Researchers, led by Dr Rebecca Syed Sheriff in Oxford's Department of Psychiatry, interviewed 13 participants aged between 18 and 24 for the study, published in the British Medical Journal.

The participants were socio-demographically diverse, had a range of mental health experiences, and varied in their use of online arts and culture.

Findings included:

  • Participants said online engagement had some advantages over in-person engagement and benefits were greater with familiarity and regular use
  • Having a 'human connection' was identified as the feature of online arts and culture that was most likely to benefit mental health
  • Participants emphasised the importance of representation
  • The ways online arts and culture could help mental health included by  improving perspective, reflection, learning, escapism, creativity, exploration and discovery, which might help disrupt negative thought patterns, lift mood and encourage feelings of calm and proactivity.

Researchers say the study shows that young people have a critical level of insight and understanding regarding their mental health and the ways it might be improved.

The findings will help optimise how online arts and culture could be used to improve mental health.

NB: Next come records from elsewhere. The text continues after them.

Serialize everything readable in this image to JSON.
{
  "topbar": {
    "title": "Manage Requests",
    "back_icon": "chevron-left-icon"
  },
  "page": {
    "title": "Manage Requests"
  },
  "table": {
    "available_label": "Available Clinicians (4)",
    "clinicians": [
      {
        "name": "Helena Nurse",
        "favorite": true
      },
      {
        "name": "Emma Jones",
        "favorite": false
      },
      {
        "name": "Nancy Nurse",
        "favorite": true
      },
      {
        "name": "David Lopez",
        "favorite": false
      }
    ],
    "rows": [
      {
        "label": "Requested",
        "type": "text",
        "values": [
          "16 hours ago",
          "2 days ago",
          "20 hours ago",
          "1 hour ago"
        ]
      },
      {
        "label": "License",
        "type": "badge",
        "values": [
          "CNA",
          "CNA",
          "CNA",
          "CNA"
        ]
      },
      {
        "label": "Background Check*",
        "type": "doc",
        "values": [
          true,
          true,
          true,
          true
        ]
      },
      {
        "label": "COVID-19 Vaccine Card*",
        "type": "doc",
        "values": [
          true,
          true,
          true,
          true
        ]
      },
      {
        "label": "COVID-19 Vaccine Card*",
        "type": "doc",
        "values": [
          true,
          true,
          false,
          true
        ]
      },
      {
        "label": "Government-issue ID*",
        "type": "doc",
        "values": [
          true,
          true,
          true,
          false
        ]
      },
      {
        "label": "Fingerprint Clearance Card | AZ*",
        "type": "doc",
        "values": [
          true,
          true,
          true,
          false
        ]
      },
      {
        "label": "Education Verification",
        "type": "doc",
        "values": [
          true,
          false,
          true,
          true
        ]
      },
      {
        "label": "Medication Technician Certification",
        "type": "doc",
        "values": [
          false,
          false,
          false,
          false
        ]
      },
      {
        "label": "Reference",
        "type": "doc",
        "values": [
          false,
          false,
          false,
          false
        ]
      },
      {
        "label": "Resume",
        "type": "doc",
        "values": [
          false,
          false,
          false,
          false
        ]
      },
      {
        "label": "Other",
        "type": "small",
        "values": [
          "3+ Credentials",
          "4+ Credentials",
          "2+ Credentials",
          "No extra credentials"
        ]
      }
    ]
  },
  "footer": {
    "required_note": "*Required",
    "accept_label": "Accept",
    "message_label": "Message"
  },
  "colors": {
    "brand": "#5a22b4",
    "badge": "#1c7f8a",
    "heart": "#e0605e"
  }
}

It follows the launch of the Origin project - a major study trialling an 'online museum' to improve young people's mental health, co-produced by young people themselves.